I think we’ve all had those moments when the pieces all click together, and a piece of work flows from us as easily as a hot knife through butter. During those moments, we feel alive, throbbing with a vibrant energy as our whole being is focused onto a single task. It’s an exhilarating feeling, yet at the same time, when you finally come down out of this strange natural high, it feels as though there was something slightly wrong about that, as if those who are capable of reaching that level often must have something wrong with them.
We live in an era where the rapid advances in technology are constantly changing how we perceive and interact with the world around us. The question on everyone’s mind is always “what’s next?” The answer: brain-machine interfaces. For the average consumer, brain-computer interfaces are becoming increasingly available on the mass market and their current uses offer a wide range of fascinating opportunities.
A company that’s been in the news a lot lately is NeuroVigil. Their product known as the iBrain has been used to help world-renowned astrophysicist Steven Hawking communicate with a computer simply by thinking. Hawking, who suffers from Lou Gehrig’s disease, developed his own solution to allow him to speak by twitching his cheek to select words from a computer. In its current state, the iBrain is still slower than Hawking’s solution, but NeuroVigil’s founder MD Philip Low hopes that it will eventually be possible to read thoughts aloud. NeuroVigil also made the news by signing a contract with Roche, a major Swiss pharmaceutical company, to use the iBrain in clinical studies for evaluating drugs for neurological diseases.
It’s Halloween, folks, and you know what that means: Jell-O molds of brains and punn-y costumes (Freudian Slip, anyone?), right? Amirite? Okay, maybe that’s just me, whatever, guys. But I can name at least one cherished Halloween pastime that tends to be pretty popular across the board, and that’s the horror movie marathon.

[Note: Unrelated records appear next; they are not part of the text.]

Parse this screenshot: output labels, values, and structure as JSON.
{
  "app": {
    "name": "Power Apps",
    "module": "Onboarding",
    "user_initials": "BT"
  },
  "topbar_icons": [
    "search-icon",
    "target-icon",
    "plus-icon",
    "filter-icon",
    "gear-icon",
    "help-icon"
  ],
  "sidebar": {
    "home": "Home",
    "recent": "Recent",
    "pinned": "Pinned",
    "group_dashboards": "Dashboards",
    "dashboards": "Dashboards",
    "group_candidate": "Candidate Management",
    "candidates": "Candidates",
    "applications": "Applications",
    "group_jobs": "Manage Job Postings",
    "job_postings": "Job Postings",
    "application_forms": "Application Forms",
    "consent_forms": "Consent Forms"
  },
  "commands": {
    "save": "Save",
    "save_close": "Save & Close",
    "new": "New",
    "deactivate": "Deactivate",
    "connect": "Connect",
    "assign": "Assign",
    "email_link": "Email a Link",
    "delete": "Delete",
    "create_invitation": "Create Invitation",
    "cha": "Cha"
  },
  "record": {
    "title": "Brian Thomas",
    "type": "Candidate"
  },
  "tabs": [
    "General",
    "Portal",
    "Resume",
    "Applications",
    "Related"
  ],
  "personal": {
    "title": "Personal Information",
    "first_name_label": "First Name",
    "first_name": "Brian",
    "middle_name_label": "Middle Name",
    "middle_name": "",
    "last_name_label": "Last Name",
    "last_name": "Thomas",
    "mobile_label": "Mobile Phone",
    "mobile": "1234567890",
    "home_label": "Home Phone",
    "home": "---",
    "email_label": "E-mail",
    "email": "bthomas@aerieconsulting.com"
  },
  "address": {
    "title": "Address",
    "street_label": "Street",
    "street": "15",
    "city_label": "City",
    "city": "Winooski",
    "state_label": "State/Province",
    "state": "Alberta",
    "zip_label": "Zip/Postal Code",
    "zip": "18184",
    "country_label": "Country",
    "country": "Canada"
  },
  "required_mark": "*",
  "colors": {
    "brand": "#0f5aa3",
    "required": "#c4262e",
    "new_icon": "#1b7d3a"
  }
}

As we learned earlier this month, the mechanisms by which our brains process fear are intricate yet animalistic—after all, we’re by far not the only species that experiences the sensation of fear. Though what may be a uniquely human instinct is the propensity to actually seek out fear (and the sensation of arousal that inherently comes with it)—a concept illustrated nicely in this piece from The Dana Foundation. This purposeful seeking-out of fear-inducing stimuli is undoubtedly present in the act of partaking in the aforementioned horror movie marathon, and a particular subset of said scary flicks (and the characters therein) will serve as the main focus of this post.
There are lots of types of scary movies out there, from the psychological thriller to the slasher film and everything in between, but today, for the purposes of this entry, our interests lie in the psychopathic killers. Whether your allegiances fall with Freddy Kruger or Jason Voorhees, the psychopath is a popular character in cinema and in popular culture in general. But what makes this character profile so enjoyable and even attractive at times? And furthermore, what can we learn from the psychopaths among us?
Tanning is just one of those things, like chain smoking or base-jumping, that I’ve never cared to try; I am nowhere near athletic enough to attempt jumping off of a mountain face. I am also too, well, white to bask in the natural sun without SPF 50 sunscreen; like most people with skin of Fitzpatrick Scale type of I or II, I burn to a crisp and spend the next half-week smoothing aloe on my skin and crying in regret. More